Only the pictures should be dropped; copy the rest of the entries exactly.

# # # #

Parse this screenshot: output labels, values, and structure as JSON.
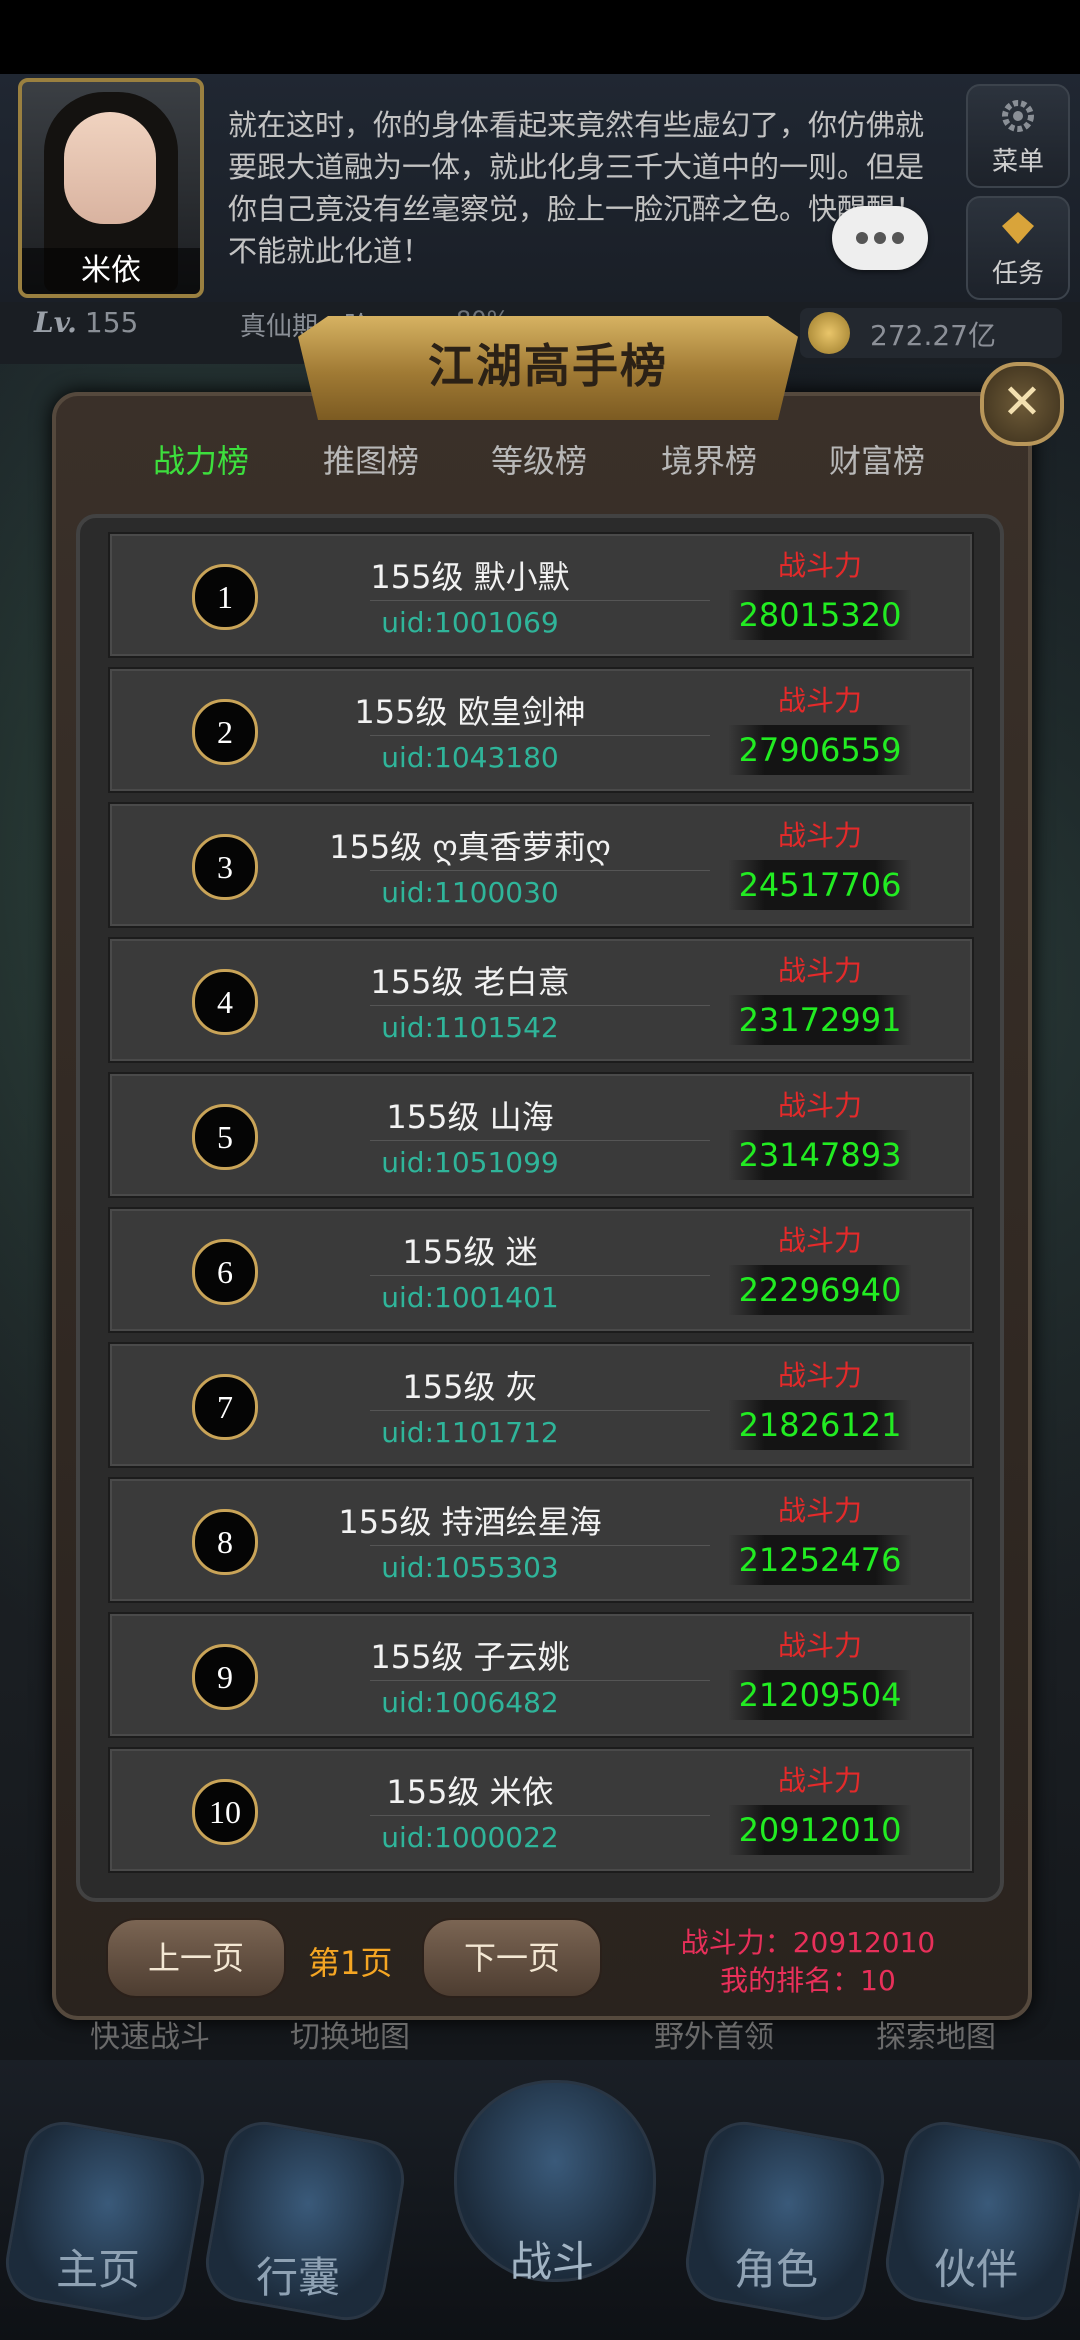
{
  "header": {
    "avatar_name": "米依",
    "dialogue": "就在这时，你的身体看起来竟然有些虚幻了，你仿佛就要跟大道融为一体，就此化身三千大道中的一则。但是你自己竟没有丝毫察觉，脸上一脸沉醉之色。快醒醒！不能就此化道！",
    "menu_label": "菜单",
    "task_label": "任务"
  },
  "stats": {
    "lv_prefix": "Lv.",
    "level": "155",
    "realm": "真仙期一阶",
    "realm_pct": "80%",
    "gold": "272.27亿"
  },
  "panel": {
    "title": "江湖高手榜",
    "close_label": "✕",
    "tabs": [
      "战力榜",
      "推图榜",
      "等级榜",
      "境界榜",
      "财富榜"
    ],
    "active_tab": 0,
    "power_label": "战斗力",
    "rows": [
      {
        "rank": "1",
        "name": "155级 默小默",
        "uid": "uid:1001069",
        "power": "28015320"
      },
      {
        "rank": "2",
        "name": "155级 欧皇剑神",
        "uid": "uid:1043180",
        "power": "27906559"
      },
      {
        "rank": "3",
        "name": "155级 ღ真香萝莉ღ",
        "uid": "uid:1100030",
        "power": "24517706"
      },
      {
        "rank": "4",
        "name": "155级 老白意",
        "uid": "uid:1101542",
        "power": "23172991"
      },
      {
        "rank": "5",
        "name": "155级 山海",
        "uid": "uid:1051099",
        "power": "23147893"
      },
      {
        "rank": "6",
        "name": "155级 迷",
        "uid": "uid:1001401",
        "power": "22296940"
      },
      {
        "rank": "7",
        "name": "155级 灰",
        "uid": "uid:1101712",
        "power": "21826121"
      },
      {
        "rank": "8",
        "name": "155级 持酒绘星海",
        "uid": "uid:1055303",
        "power": "21252476"
      },
      {
        "rank": "9",
        "name": "155级 子云姚",
        "uid": "uid:1006482",
        "power": "21209504"
      },
      {
        "rank": "10",
        "name": "155级 米依",
        "uid": "uid:1000022",
        "power": "20912010"
      }
    ],
    "prev_label": "上一页",
    "page_label": "第1页",
    "next_label": "下一页",
    "my_power": "战斗力：20912010",
    "my_rank": "我的排名：10"
  },
  "below": {
    "items": [
      "快速战斗",
      "切换地图",
      "野外首领",
      "探索地图"
    ]
  },
  "nav": {
    "items": [
      "主页",
      "行囊",
      "战斗",
      "角色",
      "伙伴"
    ]
  }
}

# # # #

> [OUTPUT OF THE TASK]
Parse this screenshot: output labels, values, and structure as JSON.
{
  "header": {
    "avatar_name": "米依",
    "dialogue": "就在这时，你的身体看起来竟然有些虚幻了，你仿佛就要跟大道融为一体，就此化身三千大道中的一则。但是你自己竟没有丝毫察觉，脸上一脸沉醉之色。快醒醒！不能就此化道！",
    "menu_label": "菜单",
    "task_label": "任务"
  },
  "stats": {
    "lv_prefix": "Lv.",
    "level": "155",
    "realm": "真仙期一阶",
    "realm_pct": "80%",
    "gold": "272.27亿"
  },
  "panel": {
    "title": "江湖高手榜",
    "close_label": "✕",
    "tabs": [
      "战力榜",
      "推图榜",
      "等级榜",
      "境界榜",
      "财富榜"
    ],
    "active_tab": 0,
    "power_label": "战斗力",
    "rows": [
      {
        "rank": "1",
        "name": "155级 默小默",
        "uid": "uid:1001069",
        "power": "28015320"
      },
      {
        "rank": "2",
        "name": "155级 欧皇剑神",
        "uid": "uid:1043180",
        "power": "27906559"
      },
      {
        "rank": "3",
        "name": "155级 ღ真香萝莉ღ",
        "uid": "uid:1100030",
        "power": "24517706"
      },
      {
        "rank": "4",
        "name": "155级 老白意",
        "uid": "uid:1101542",
        "power": "23172991"
      },
      {
        "rank": "5",
        "name": "155级 山海",
        "uid": "uid:1051099",
        "power": "23147893"
      },
      {
        "rank": "6",
        "name": "155级 迷",
        "uid": "uid:1001401",
        "power": "22296940"
      },
      {
        "rank": "7",
        "name": "155级 灰",
        "uid": "uid:1101712",
        "power": "21826121"
      },
      {
        "rank": "8",
        "name": "155级 持酒绘星海",
        "uid": "uid:1055303",
        "power": "21252476"
      },
      {
        "rank": "9",
        "name": "155级 子云姚",
        "uid": "uid:1006482",
        "power": "21209504"
      },
      {
        "rank": "10",
        "name": "155级 米依",
        "uid": "uid:1000022",
        "power": "20912010"
      }
    ],
    "prev_label": "上一页",
    "page_label": "第1页",
    "next_label": "下一页",
    "my_power": "战斗力：20912010",
    "my_rank": "我的排名：10"
  },
  "below": {
    "items": [
      "快速战斗",
      "切换地图",
      "野外首领",
      "探索地图"
    ]
  },
  "nav": {
    "items": [
      "主页",
      "行囊",
      "战斗",
      "角色",
      "伙伴"
    ]
  }
}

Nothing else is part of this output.